Supt. Kingman 25 Years Head of Brockton Water Department
Superintendent Horace Kingman, who has been at the head of the Brockton, Mass., water department for 25 years, in his annual report includes some interesting statistics as to the water works of 1892 compared with the water works of 1917. They are:
When Mr. Kingman took charge the Avon Reservoir was pumping 272,344,946 gallons a year, with an average daily consumption of 746,173 gallons. This year the total pumped is 1,116,228,614 gallons, or an average daily consumption of 3,058,160 gallons. A population of 24,000 was supplied in 1892 and the Brockton water system is now supplying 75,970 persons in Brockton, Whitman, East Bridgewater, Eastondale, West Bridgewater, Hanson and Pembroke. The system. has 126.57 miles of mains now, against 43.74 miles in 1892. “I know of no city,” said Mr. Kingman, “that has made any better progress than Brockton, and certainly we have now as good and pure water as any city in the East in particular, and I don’t think any city has any better than the Silver Lake supply.” Two of the greatest improvements have been built in Mr. Kingman’s time—a large 24-inch main and the Silver Lake supply and distributing arteries.

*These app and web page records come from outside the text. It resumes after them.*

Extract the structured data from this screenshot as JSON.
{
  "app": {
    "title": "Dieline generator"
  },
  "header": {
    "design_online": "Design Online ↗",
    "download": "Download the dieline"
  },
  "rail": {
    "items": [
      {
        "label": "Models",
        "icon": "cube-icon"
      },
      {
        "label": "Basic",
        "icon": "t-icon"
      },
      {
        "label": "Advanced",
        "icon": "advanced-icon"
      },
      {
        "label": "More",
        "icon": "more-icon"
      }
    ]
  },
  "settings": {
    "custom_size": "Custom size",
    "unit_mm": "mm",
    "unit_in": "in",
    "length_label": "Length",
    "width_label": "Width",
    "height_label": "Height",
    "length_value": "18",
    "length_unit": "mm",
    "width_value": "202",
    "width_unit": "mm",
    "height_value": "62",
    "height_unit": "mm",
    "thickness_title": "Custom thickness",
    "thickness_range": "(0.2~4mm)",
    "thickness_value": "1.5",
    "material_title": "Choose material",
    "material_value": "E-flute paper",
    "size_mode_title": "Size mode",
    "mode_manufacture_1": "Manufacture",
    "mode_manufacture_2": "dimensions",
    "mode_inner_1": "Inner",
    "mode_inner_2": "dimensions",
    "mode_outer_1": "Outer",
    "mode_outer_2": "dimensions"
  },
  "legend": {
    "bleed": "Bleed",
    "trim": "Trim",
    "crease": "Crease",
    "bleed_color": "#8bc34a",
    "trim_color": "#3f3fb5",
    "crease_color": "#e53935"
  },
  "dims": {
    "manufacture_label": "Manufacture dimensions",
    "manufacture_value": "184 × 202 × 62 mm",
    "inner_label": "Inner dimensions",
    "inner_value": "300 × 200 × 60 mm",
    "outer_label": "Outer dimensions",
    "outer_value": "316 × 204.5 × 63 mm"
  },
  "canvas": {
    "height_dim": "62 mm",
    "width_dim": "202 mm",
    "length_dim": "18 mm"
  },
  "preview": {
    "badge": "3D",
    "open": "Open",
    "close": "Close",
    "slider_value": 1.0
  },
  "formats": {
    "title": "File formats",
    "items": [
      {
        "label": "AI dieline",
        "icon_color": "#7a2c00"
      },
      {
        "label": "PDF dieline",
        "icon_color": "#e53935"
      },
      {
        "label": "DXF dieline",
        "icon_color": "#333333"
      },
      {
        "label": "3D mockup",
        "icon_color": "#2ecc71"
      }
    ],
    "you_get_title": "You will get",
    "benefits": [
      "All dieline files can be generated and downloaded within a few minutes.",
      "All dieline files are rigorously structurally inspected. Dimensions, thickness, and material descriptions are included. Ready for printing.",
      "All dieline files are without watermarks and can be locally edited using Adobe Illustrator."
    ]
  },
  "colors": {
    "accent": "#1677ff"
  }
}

New Brunswick, N. J., has the best supply of water in its history. A recent analysis of the filtered water was made bv the chemists of the firm of Johnson & Johnson, and it was found to be highly satisfactory. The state department of health also made an analysis and reported that the filtered water of New Brunswick is all that could be expected. The filtering plant at the reservoir is very well equipped. Every modem device is installed in the big plant to assure a copious supply of drinking water under ample pressure, from which pollution and disease germs, bad tastes and odors have been removed.